For the First Time

For the first time in, well, since ever that I can remember, my little girl, Ayla (4 going on 14), hung limp in my arms at 7:30pm, telling me she was tired. She’s usually proclaiming how not tired she is even as she rubs her eyes and yawns, fooling no one. Today, she had a very long day. First, there was pre-school co-op, then a playdate, then a birthday party at the pool, complete with pizza and home-made ice cream.

She had a day filled with friends, and friends’ parents, with me as her bookends. Welcoming her into the day with a cup of milk and breakfast before rushing her out the door, then reading, singing, praying with her before we cuddled and I tucked her in bed with sweet kisses and hugs and vows of love.

Shouldn’t every child get a chance to start and end their days filled and surrounded by their parents’ love?

Photo Credit: Abide Family Center
Photo Credit: Abide Family Center

In less than 36 hours from now, we’ll be pulling our children out of bed just after midnight to get on a plane to go visit a place where two mighty women of God, Megan and Kelsey, together with their staff at Abide Family Center, are making this kind of day possible for the families in their corner of Uganda.
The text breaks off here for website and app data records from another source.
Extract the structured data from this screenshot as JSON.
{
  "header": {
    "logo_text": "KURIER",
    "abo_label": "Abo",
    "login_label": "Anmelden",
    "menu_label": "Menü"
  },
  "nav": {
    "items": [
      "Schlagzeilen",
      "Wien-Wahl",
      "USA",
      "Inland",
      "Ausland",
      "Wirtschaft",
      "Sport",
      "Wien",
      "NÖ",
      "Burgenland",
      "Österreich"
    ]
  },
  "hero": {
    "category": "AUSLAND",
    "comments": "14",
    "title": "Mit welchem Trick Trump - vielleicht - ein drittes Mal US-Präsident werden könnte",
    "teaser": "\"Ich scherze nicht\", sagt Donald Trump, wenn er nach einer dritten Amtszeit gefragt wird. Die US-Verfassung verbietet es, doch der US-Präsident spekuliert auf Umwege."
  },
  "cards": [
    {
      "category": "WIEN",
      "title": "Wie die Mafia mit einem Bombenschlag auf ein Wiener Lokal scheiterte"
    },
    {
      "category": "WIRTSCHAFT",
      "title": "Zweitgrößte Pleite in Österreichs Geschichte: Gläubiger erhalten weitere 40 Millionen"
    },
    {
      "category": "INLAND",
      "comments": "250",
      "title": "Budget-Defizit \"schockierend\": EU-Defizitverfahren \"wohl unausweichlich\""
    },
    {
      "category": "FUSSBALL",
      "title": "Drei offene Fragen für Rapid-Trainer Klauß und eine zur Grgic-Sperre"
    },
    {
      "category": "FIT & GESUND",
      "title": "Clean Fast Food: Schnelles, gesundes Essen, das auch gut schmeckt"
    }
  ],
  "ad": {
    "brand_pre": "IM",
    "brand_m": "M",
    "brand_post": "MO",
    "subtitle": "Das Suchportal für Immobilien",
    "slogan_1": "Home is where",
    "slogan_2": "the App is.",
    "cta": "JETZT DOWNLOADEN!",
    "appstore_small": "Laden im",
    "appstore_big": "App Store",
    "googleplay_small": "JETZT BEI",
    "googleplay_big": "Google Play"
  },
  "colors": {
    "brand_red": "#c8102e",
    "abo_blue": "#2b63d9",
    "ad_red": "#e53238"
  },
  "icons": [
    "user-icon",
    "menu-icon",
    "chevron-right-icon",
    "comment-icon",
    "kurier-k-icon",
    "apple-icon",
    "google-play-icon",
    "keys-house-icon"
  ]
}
We’ve taken our kids to the Middle Eastern country where we live. They’ve visited nearby countries of Bahrain and Oman. We’ve trekked to further lands like Germany, Austria and the Canary Islands. Ayla’s been with us to Turkey and Costa Rica, and cruise-stopped in Jamaica, Grand Cayman and Mexico. This isn’t our first rodeo! (We’ve never actually taken them to a rodeo, so that will be another first for another time!)

But for the first time, they’re going to need their yellow cards to enter a country. The kids are sporting bandaids on their chubby legs from shots to keep them safe. We’re taking another break from the desert, but this is different. This time our hearts are tuned to a bigger cause. This time our purpose is lifting up other families, to bless them and cheer them on.

Photo Credit: @maddypittman for Abide
Photo Credit: @maddypittman for Abide

My kids (and I) will get to play with the kids at Abide Family Center, including #hotmessMoses, that dashing fellow up there. I’ll get to meet the moms, grandmas, aunties, older brothers and daddies I’ve been adoring through their Instagram feed (@abidefamilycenter). I’ll buy up the goods the ladies of Stitched Together (@stitchedtogetheruganda) are making. I’ll get to encourage the social workers and teachers who work hard to make this a place for families to be safe and together. 

While my sweet little Ayla and Judson dream cozily in their beds, their mama’s dream of taking her children to see the big world God made is coming true! Will you take a minute to follow Abide on Facebook and Instagram, so you can see this good and beautiful work for yourself?